Mod Pathol. 2022 Aug;35(8):1083-1091. doi: 10.1038/s41379-022-01025-7. Epub 2022 Feb 23.


Interstitial pneumonia is a heterogeneous disease with a progressive course and poor prognosis, at times even worse than those in the main cancer types. Histopathological examination is crucial for its diagnosis and estimation of prognosis. However, the evaluation strongly depends on the experience of pathologists, and the reproducibility of diagnosis is low. Herein, we propose MIXTURE (huMan-In-the-loop eXplainable artificial intelligence Through the Use of REcurrent training), an original method to develop deep learning models for extracting pathologically significant findings based on an expert pathologist's perspective with a small annotation effort. The procedure of MIXTURE consists of three steps as follows. First, we created feature extractors for tiles from whole slide images using self-supervised learning. The similar looking tiles were clustered based on the output features and then pathologists integrated the pathologically synonymous clusters. Using the integrated clusters as labeled data, deep learning models to classify the tiles into pathological findings were created by transfer-learning the feature extractors. We developed three models for different magnifications. Using these extracted findings, our model was able to predict the diagnosis of usual interstitial pneumonia, a finding suggestive of progressive disease, with high accuracy (AUC 0.90 in validation set and AUC 0.86 in test set). This high accuracy could not be achieved without the integration of findings by pathologists. The patients predicted as UIP had poorer prognosis (5-year overall survival [OS]: 55.4%) than those predicted as non-UIP (OS: 95.2%). The Cox proportional hazards model for each microscopic finding and prognosis pointed out dense fibrosis, fibroblastic foci, elastosis, and lymphocyte aggregation as independent risk factors. We suggest that MIXTURE may serve as a model approach to different diseases evaluated by medical imaging, including pathology and radiology, and be the prototype for explainable artificial intelligence that can collaborate with humans.

Publication types

  • Research Support, Non-U.S. Gov't

MeSH terms

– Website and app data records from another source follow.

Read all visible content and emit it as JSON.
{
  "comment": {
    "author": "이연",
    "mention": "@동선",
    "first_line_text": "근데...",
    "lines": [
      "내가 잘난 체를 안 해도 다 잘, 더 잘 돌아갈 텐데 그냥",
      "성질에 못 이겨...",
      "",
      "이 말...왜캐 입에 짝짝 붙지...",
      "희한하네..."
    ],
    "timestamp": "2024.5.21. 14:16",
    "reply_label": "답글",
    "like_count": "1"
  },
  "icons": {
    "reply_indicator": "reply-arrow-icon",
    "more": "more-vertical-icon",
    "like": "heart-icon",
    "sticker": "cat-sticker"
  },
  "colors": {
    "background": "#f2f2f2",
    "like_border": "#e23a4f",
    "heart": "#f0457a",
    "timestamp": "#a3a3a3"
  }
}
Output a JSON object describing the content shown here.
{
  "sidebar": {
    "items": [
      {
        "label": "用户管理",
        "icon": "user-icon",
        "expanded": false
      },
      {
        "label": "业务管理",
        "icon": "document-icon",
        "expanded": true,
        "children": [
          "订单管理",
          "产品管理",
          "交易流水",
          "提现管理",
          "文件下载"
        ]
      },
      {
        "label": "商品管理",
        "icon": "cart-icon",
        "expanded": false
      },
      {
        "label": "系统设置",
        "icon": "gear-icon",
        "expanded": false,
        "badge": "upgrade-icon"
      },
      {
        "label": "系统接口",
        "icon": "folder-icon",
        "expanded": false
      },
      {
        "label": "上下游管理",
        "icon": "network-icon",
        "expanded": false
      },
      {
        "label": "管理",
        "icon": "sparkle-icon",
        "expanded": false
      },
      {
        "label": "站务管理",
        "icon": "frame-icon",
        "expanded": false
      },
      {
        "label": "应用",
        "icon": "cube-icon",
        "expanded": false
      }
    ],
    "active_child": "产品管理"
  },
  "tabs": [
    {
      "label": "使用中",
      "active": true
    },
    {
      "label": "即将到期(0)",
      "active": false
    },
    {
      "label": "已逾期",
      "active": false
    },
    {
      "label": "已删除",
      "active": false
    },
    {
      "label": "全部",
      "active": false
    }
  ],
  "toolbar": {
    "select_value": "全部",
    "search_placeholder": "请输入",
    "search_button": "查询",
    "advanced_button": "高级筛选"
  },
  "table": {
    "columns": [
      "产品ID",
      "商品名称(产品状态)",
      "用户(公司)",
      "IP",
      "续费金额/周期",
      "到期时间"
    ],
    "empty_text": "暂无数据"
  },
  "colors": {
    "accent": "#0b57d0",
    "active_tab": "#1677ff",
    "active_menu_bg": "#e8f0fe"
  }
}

  • Artificial Intelligence
  • Deep Learning*
  • Humans
  • Idiopathic Pulmonary Fibrosis* / diagnosis
  • Idiopathic Pulmonary Fibrosis* / pathology
  • Lung Diseases, Interstitial* / diagnosis
  • Lung Diseases, Interstitial* / pathology
  • Reproducibility of Results